Here's a great chart from Swedish health professor Hans Rosling. The UN's Population Division now expects the global number of births to hit a record 139 million in 2014 — and then start falling slightly thereafter.
In other words, there's a real possibility that we could hit peak births as soon as this year (albeit with another bump in the 2040s):
Now, even if this does happen, the total number of people on the planet would still keep growing, so long as births outnumber deaths. In its most recent forecast, the UN predicted that the world's population would keep rising throughout this century, reaching 10.9 billion people by 2100.
But then again, it's also possible that these figures aren't correct — and the above chart is way off. Demographic predictions are notoriously difficult. And one big reason for that is that it's hard to count even the number of people currently on the planet.
Why population estimates are so uncertain

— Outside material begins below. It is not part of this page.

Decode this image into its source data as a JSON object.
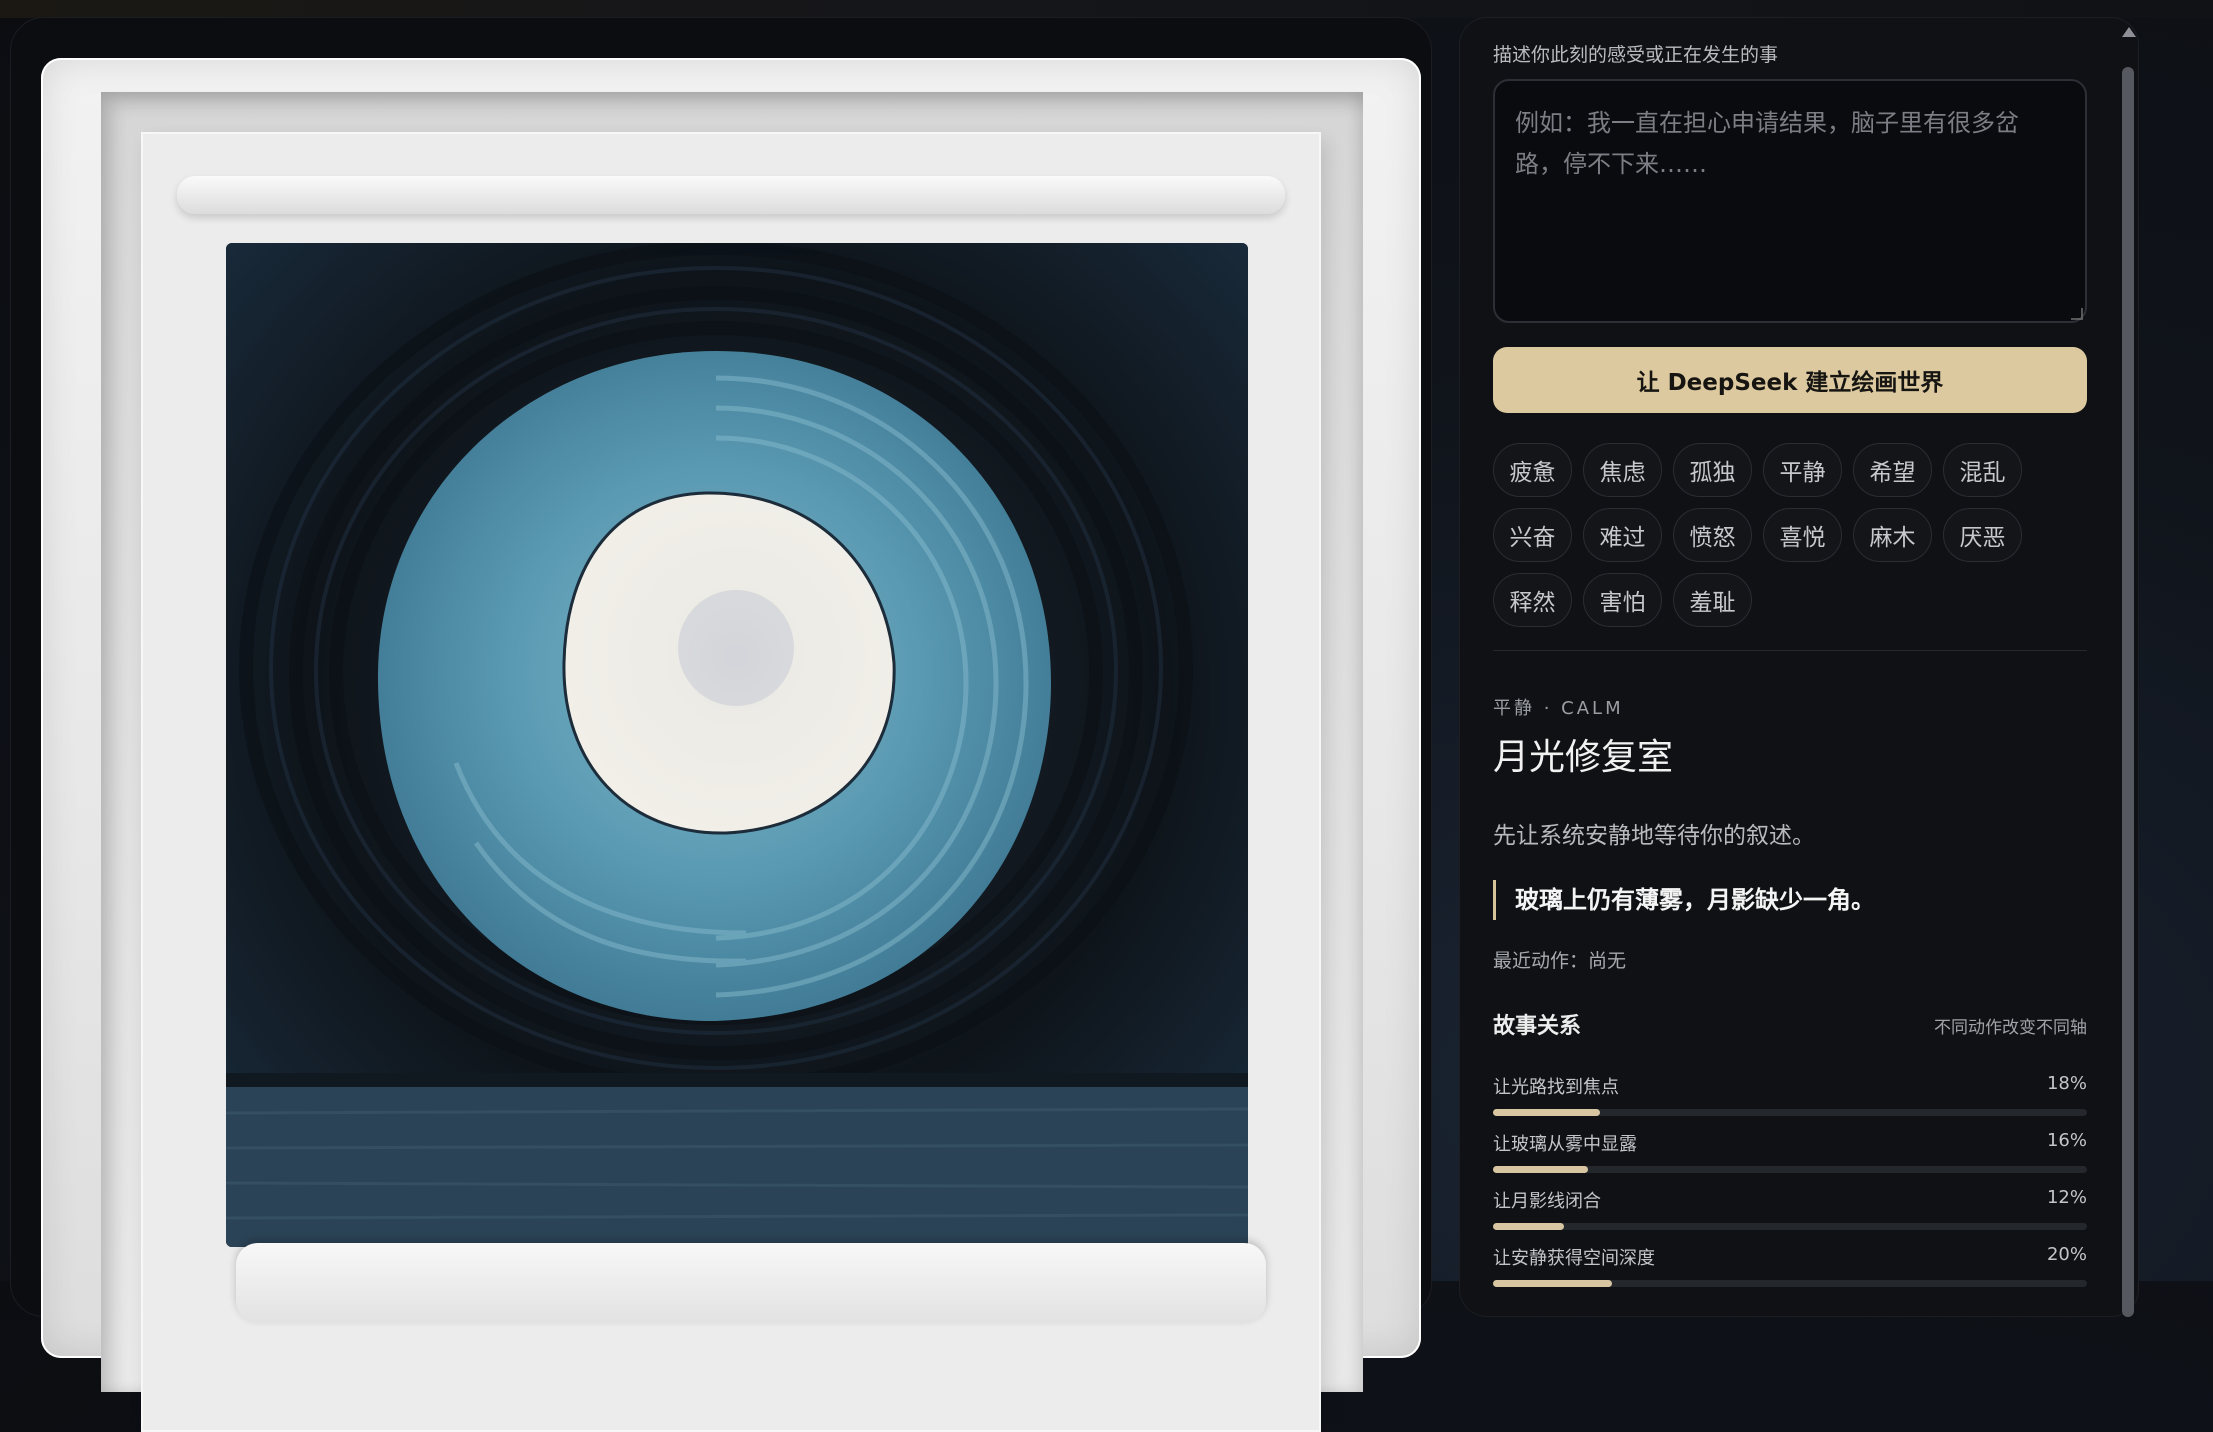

Even the best-run census in Europe or North America tends to undercount the number of people by as much as 3 percent. And the uncertainties are even larger in places like Africa or Asia.

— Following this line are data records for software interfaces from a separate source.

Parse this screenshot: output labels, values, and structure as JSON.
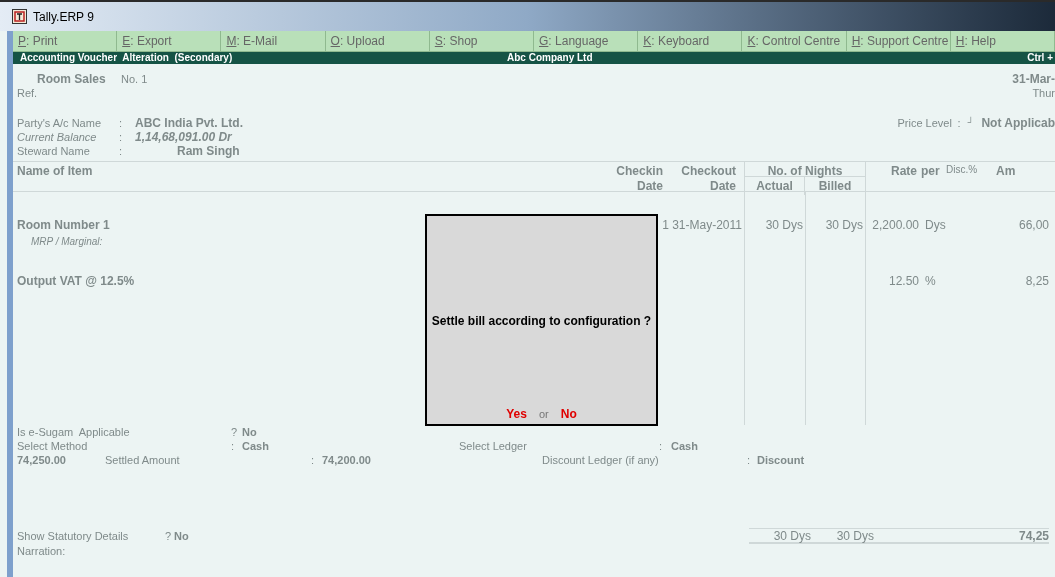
{
  "window": {
    "title": "Tally.ERP 9"
  },
  "button_bar": [
    {
      "key": "P",
      "label": ": Print"
    },
    {
      "key": "E",
      "label": ": Export"
    },
    {
      "key": "M",
      "label": ": E-Mail"
    },
    {
      "key": "O",
      "label": ": Upload"
    },
    {
      "key": "S",
      "label": ": Shop"
    },
    {
      "key": "G",
      "label": ": Language"
    },
    {
      "key": "K",
      "label": ": Keyboard"
    },
    {
      "key": "K",
      "label": ": Control Centre"
    },
    {
      "key": "H",
      "label": ": Support Centre"
    },
    {
      "key": "H",
      "label": ": Help"
    }
  ],
  "header": {
    "title": "Accounting Voucher  Alteration  (Secondary)",
    "company": "Abc Company Ltd",
    "shortcut": "Ctrl +"
  },
  "voucher": {
    "type": "Room Sales",
    "number": "No. 1",
    "ref": "Ref.",
    "date": "31-Mar-",
    "day": "Thur"
  },
  "party": [
    {
      "label": "Party's A/c Name",
      "sep": ":",
      "value": "ABC India Pvt. Ltd.",
      "kind": "plain"
    },
    {
      "label": "Current Balance",
      "sep": ":",
      "value": "1,14,68,091.00 Dr",
      "kind": "italic"
    },
    {
      "label": "Steward Name",
      "sep": ":",
      "value": "Ram Singh",
      "kind": "indented"
    }
  ],
  "price_level": {
    "label": "Price Level",
    "sep": ":",
    "mark": "┘",
    "value": "Not Applicab"
  },
  "table": {
    "columns": [
      {
        "lines": [
          "Name of Item"
        ]
      },
      {
        "lines": [
          "Checkin",
          "Date"
        ]
      },
      {
        "lines": [
          "Checkout",
          "Date"
        ]
      },
      {
        "group": "No. of Nights",
        "subs": [
          "Actual",
          "Billed"
        ]
      },
      {
        "lines": [
          "Rate"
        ]
      },
      {
        "lines": [
          "per"
        ]
      },
      {
        "lines": [
          "Disc.%"
        ]
      },
      {
        "lines": [
          "Am"
        ]
      }
    ],
    "rows": [
      {
        "name": "Room Number 1",
        "note": "MRP / Marginal:",
        "checkin": "1",
        "checkout": "31-May-2011",
        "actual": "30 Dys",
        "billed": "30 Dys",
        "rate": "2,200.00",
        "per": "Dys",
        "amount": "66,00"
      },
      {
        "name": "Output VAT @ 12.5%",
        "rate": "12.50",
        "per": "%",
        "amount": "8,25"
      }
    ]
  },
  "dialog": {
    "message": "Settle bill according to configuration ?",
    "options": [
      "Yes",
      "No"
    ],
    "separator": "or"
  },
  "settlement": {
    "esugam": {
      "label": "Is e-Sugam  Applicable",
      "sep": "?",
      "value": "No"
    },
    "method": {
      "label": "Select Method",
      "sep": ":",
      "value": "Cash"
    },
    "ledger": {
      "label": "Select Ledger",
      "sep": ":",
      "value": "Cash"
    },
    "amount": "74,250.00",
    "settled": {
      "label": "Settled Amount",
      "sep": ":",
      "value": "74,200.00"
    },
    "discount": {
      "label": "Discount Ledger (if any)",
      "sep": ":",
      "value": "Discount"
    }
  },
  "footer": {
    "statutory": {
      "label": "Show Statutory Details",
      "sep": "?",
      "value": "No"
    },
    "narration": "Narration:"
  },
  "totals": {
    "actual": "30 Dys",
    "billed": "30 Dys",
    "amount": "74,25"
  }
}
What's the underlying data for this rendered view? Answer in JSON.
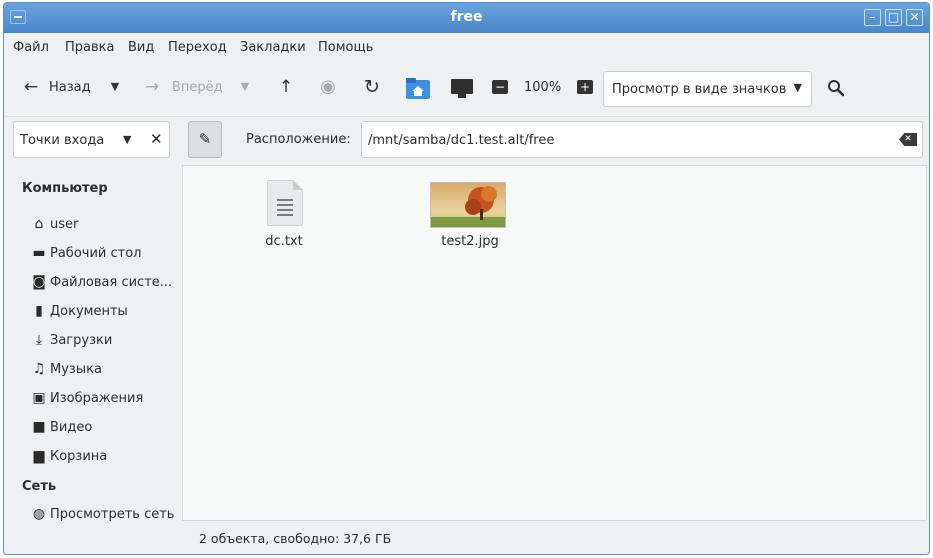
{
  "window": {
    "title": "free"
  },
  "menu": [
    "Файл",
    "Правка",
    "Вид",
    "Переход",
    "Закладки",
    "Помощь"
  ],
  "toolbar": {
    "back_label": "Назад",
    "forward_label": "Вперёд",
    "zoom": "100%",
    "view_mode": "Просмотр в виде значков"
  },
  "location": {
    "places_label": "Точки входа",
    "label": "Расположение:",
    "path": "/mnt/samba/dc1.test.alt/free"
  },
  "sidebar": {
    "computer_header": "Компьютер",
    "items": [
      {
        "label": "user",
        "icon": "home-icon"
      },
      {
        "label": "Рабочий стол",
        "icon": "desktop-icon"
      },
      {
        "label": "Файловая систе...",
        "icon": "filesystem-icon"
      },
      {
        "label": "Документы",
        "icon": "documents-icon"
      },
      {
        "label": "Загрузки",
        "icon": "downloads-icon"
      },
      {
        "label": "Музыка",
        "icon": "music-icon"
      },
      {
        "label": "Изображения",
        "icon": "pictures-icon"
      },
      {
        "label": "Видео",
        "icon": "video-icon"
      },
      {
        "label": "Корзина",
        "icon": "trash-icon"
      }
    ],
    "network_header": "Сеть",
    "network_items": [
      {
        "label": "Просмотреть сеть",
        "icon": "network-icon"
      }
    ]
  },
  "files": [
    {
      "name": "dc.txt",
      "icon": "text-file-icon"
    },
    {
      "name": "test2.jpg",
      "icon": "image-thumbnail"
    }
  ],
  "status": {
    "text": "2 объекта, свободно: 37,6 ГБ"
  },
  "colors": {
    "titlebar": "#4a86c8",
    "folder_accent": "#3d8fe0"
  }
}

For instance, there's a long-running dispute about how many children currently exist in China. The official numbers say about 1.2 children per women. But families are believed to be hiding tens of millions of babies to evade the one-child policy. Likewise, some African countries often take decades to update their census data — which means the current numbers could be way off.

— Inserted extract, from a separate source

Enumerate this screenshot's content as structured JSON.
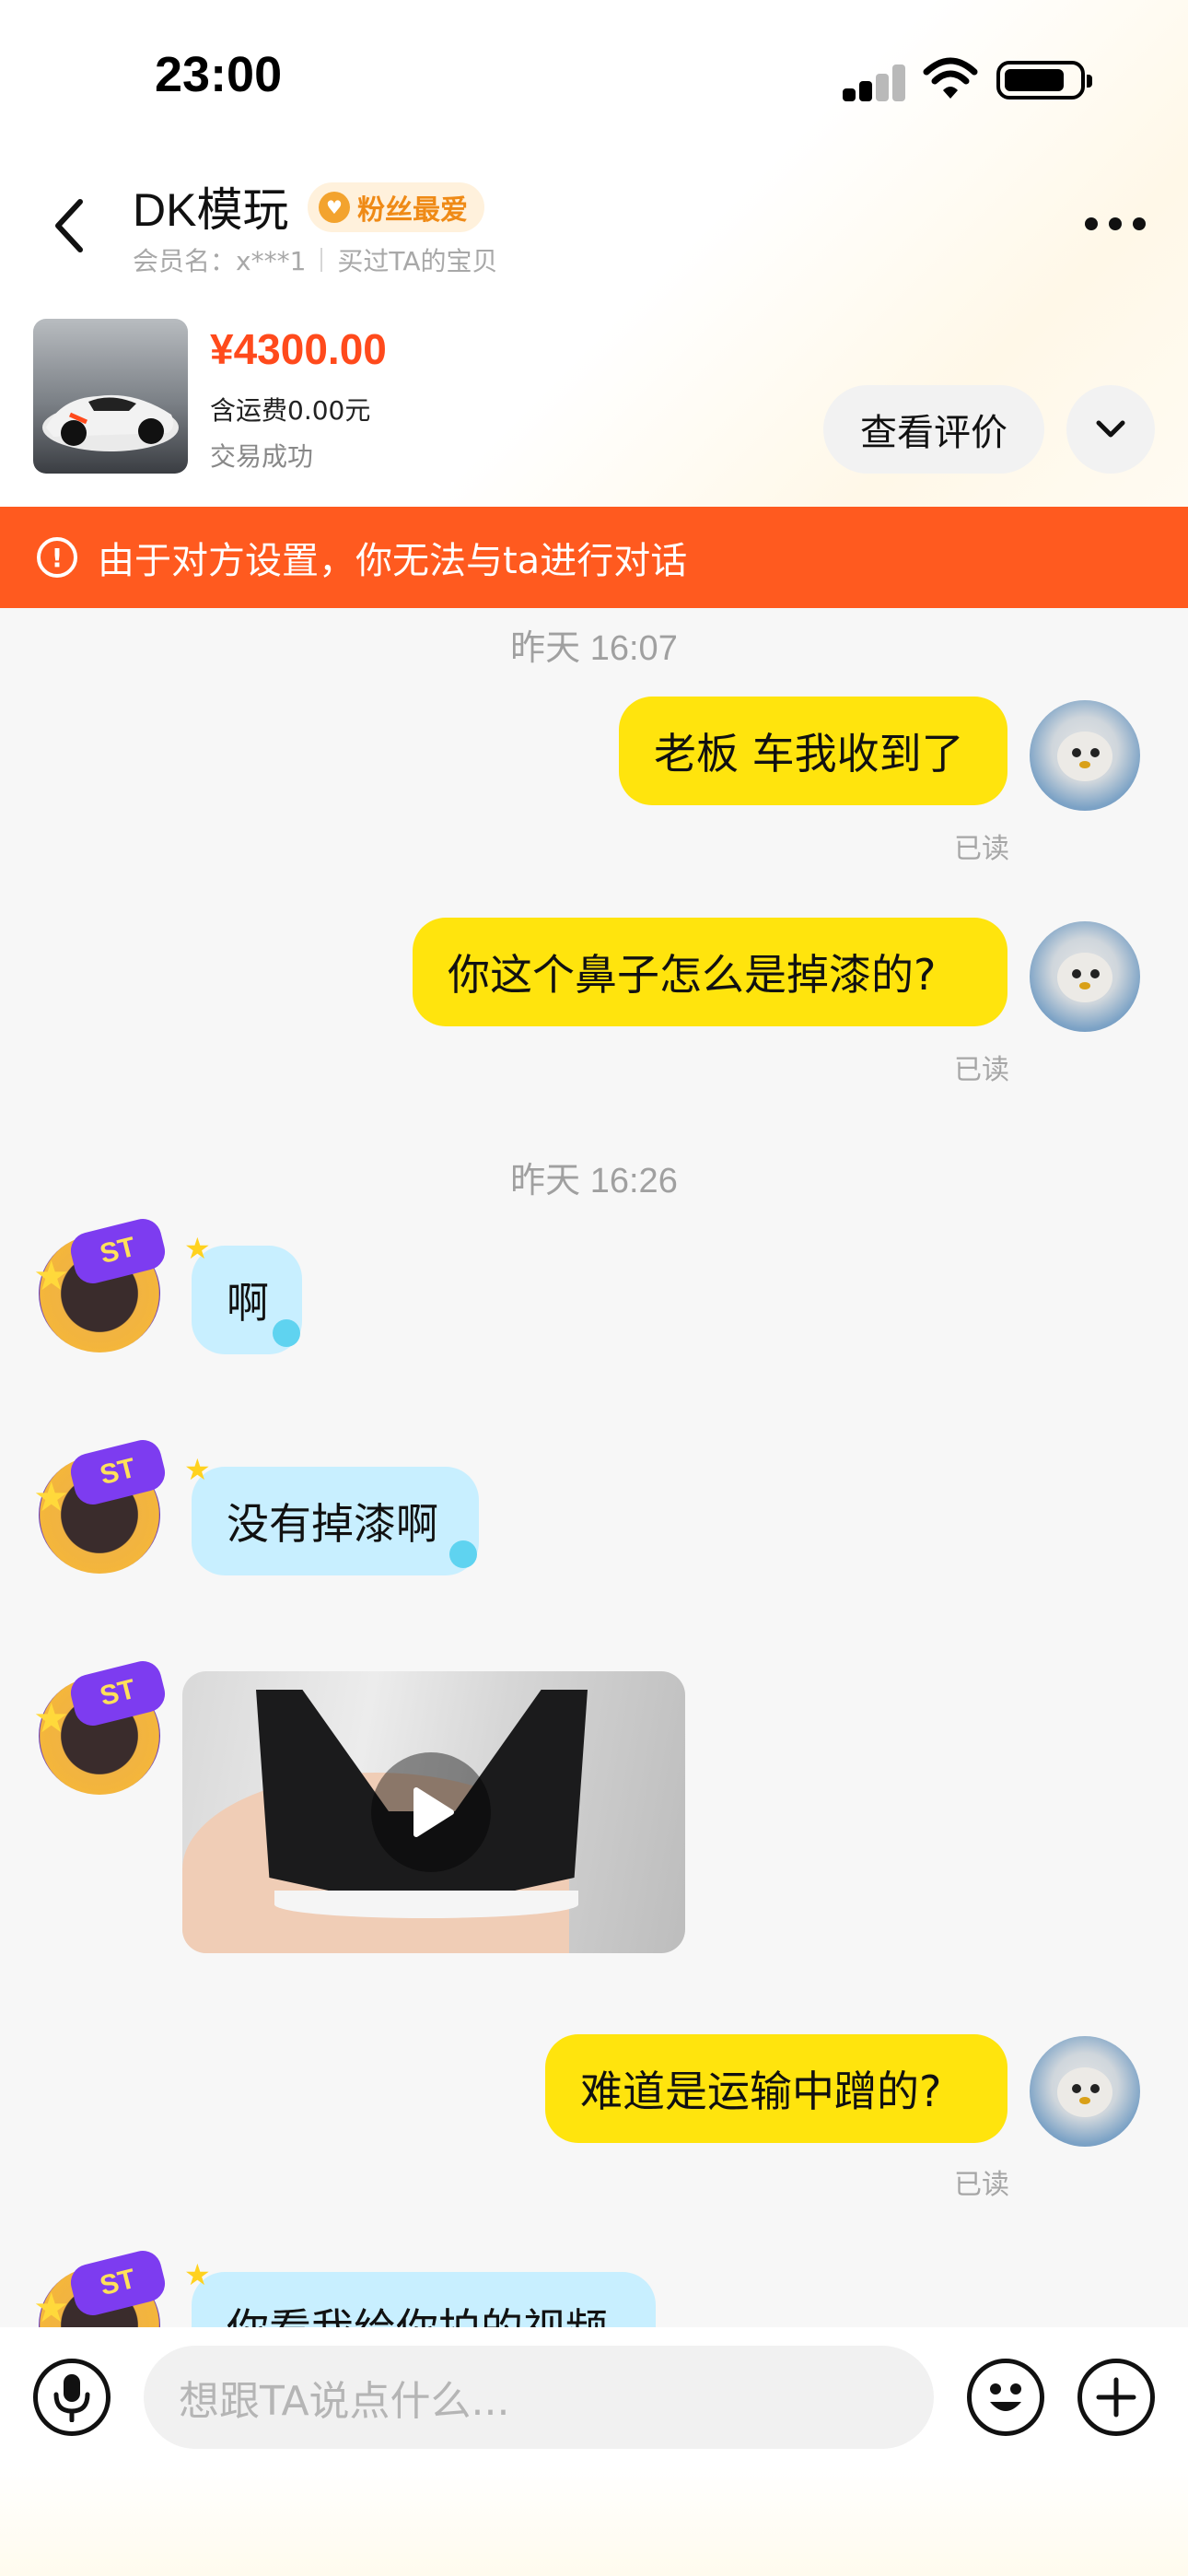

Making predictions about the future is even harder. A lot depends on how fertility rates change, and those can fluctuate unexpectedly. Back in 2011, the UN had to revise its forecast for the number of people in 2100 — from 9 billion to more than 10 billion — because fertility rates in places like Africa weren't falling as predicted.
Nowadays, the UN tends to give a probabilistic forecast with a wide range of projections for future population growth. In many forecasts, the population keeps growing — in others, global population peaks by 2080 or so:
And, of course, there are other groups with their own forecasts. Analysts at Deutsche Bank think the world's population will peak in mid-century at 8.7 billion people and then decline thereafter. They expect fertility rates to fall much faster than the UN does.
The outcomes here matter a lot. For instance, many researchers have pointed out that it will be an enormous challenge to feed 9 billion without destroying the planet. But that task becomes even tougher if it turns out we'll have 12 billion people.
So bottom line: The UN's current best estimates suggest that 2014 will be a peak birth year. But those estimates may well turn out to be wrong — and we may not know the real answer for decades.